Uniting the School: new initiative aims to better the student experience

The 2020-21 “school year” wasn’t what anybody expected it to be. Between online classes and social distancing regulations, students and teachers were forced to adapt to a less than desirable high school experience.

But while the 2020 school year was anything but ordinary, it offered a unique opportunity to reevaluate the school’s reputation and legacy. Science teacher Brittany Smith worked with colleagues, social studies teacher Dustin Leochner, P.E. teacher Anthony Orrick and business teacher Michael Moss to develop the Student Experience Focus Group.

“I think the main goal of this student focus group is to enhance the high school experience here at Southwest,” Smith said. “We want [our school] to be a place where people are proud to go … that’s what we’re aiming for in this focus group. How can we accomplish that as teachers? How can we accomplish that as students? Administrators? How do we make sure that every student is having a great experience at Southwest?”

Teachers and students alike have expressed concern about the lack of school spirit and support between departments; primarily between athletics and the arts.

To combat this, the focus group is made up of students from various programs and activities. Smith said it was important to include multiple student perspectives on this issue.

“We as teachers, and as adults, want to make sure that high school is a good experience,” Smith said. “The best people to tell us how to make that experience good is the students.”

Senior Sydney Gilman represents forensics in the focus group, but she is also involved in other activities, including Repertory Theatre, Chamber Singers and Trebleaires.

“I feel supported by a lot of the other arts departments,” Gilman said. “But I feel like the bridge between arts and sports is still kind of bumpy . . . besides some wrestlers at ‘Mamma Mia,’ I haven’t seen sports kids at the musicals.”

Sophomore Gavin Grant is not in the focus group, but is involved in football, lacrosse, track and field and FCA.  While he acknowledges that he and other athletes can do more to support the arts, he said he feels very supported by his school and community.

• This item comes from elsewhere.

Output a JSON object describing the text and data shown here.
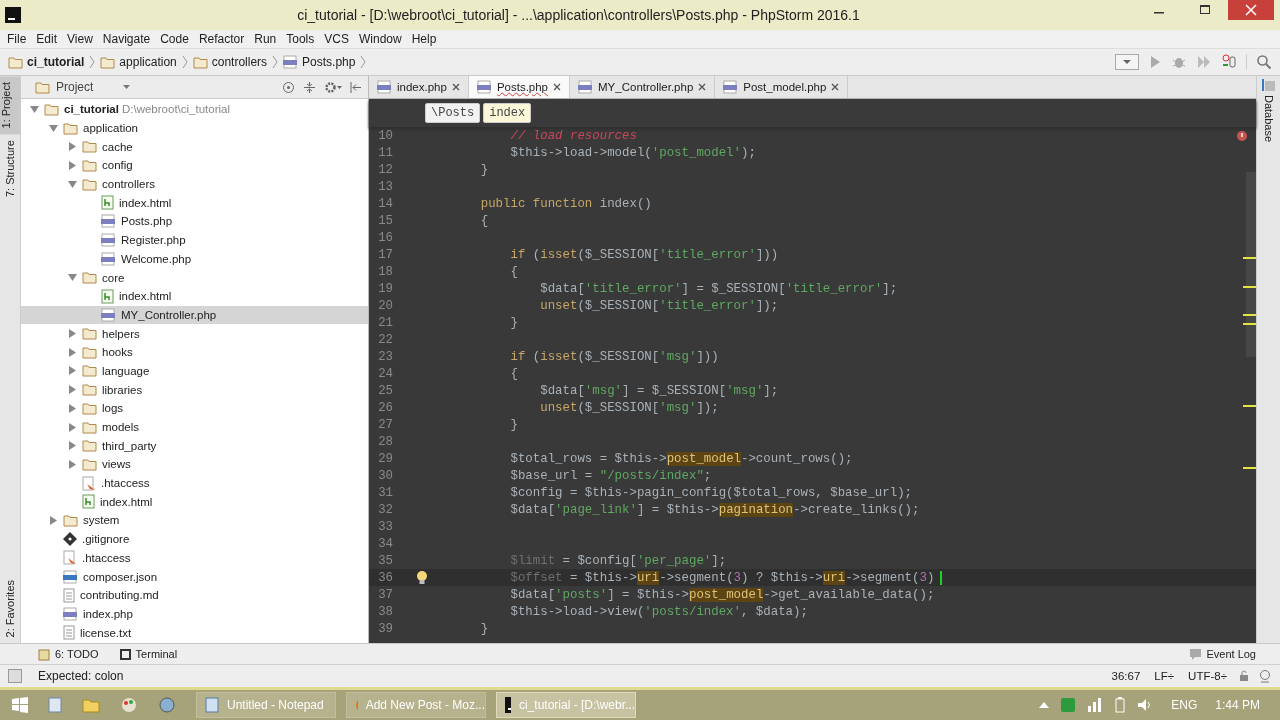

“[I feel supported by other departments at Southwest], especially the band,” Grant said. “They play at all of our home [football] games and are a big part of the Southwest tradition.”

Smith said she thinks students are willing to support one another, but are not sure of the best way to do so.

“I think they are just unsure,” Smith said. “Like, if I’m a football player, how do I make it known that I’m supporting the ceramics guru?”

The Student Experience Focus Group is aiming to fix this problem by creating an identity the community can rally behind. Smith and other leaders in the focus group think this common identity is what is necessary to unify the school.

“I don’t think [Southwest] has an identity right now. Yeah, every year we come up with a new theme, [yet] we never stick with one,” Smith said. “[We need to] come up with something that is unifying. Something that everybody can get behind.”

When developing an identity, it’s important to consider the school’s current perception. Smith said oftentimes perception is reality, and the way people perceive Southwest can and will help the focus group create a positive image.

“I’m pretty sure we’re the ‘rich kid’s school’ in everybody else’s mind,” Gilman said. “I mean, I guess that’s kind of true, but we live in a suburb of Kansas City. Johnson County is pretty well-off.”

Smith said the school’s unique aspects are what makes it a great place to be.

“We are the weirdest family that you could possibly think of,” Smith said. “We’re out here by ourselves, but we are a family. I think [Southwest] is more closely knit than some of the other big schools. We don’t have as many people. We have fewer teachers, fewer students, so I think we can get to know each other better. We’re just like a cool bunch of weirdos.”

One thing that makes the school unique is its small size and population. The other district high schools outnumber Southwest by almost 500 students. Capitalizing on this fact and our “sense of community” in Gilman’s words, may be the answer to a number of problems, but specifically the “lack of support” previously mentioned.

“We have a lot of work to do with finding the connection between sports and the arts,” Gilman said. “It’s been divided for so long. But I think the [focus group] will help a lot. I’m having a lot of fun at the games. I’m sure experiencing a new activity will be fun for other students, too.”

The focus group is dedicated to developing a more positive student experience for current and future students.

“Whether it’s a sports kid, an arts kid and music kid or whatever kid, we need something that we can all rally behind, then that would be an identity that we could be proud of,” Smith said.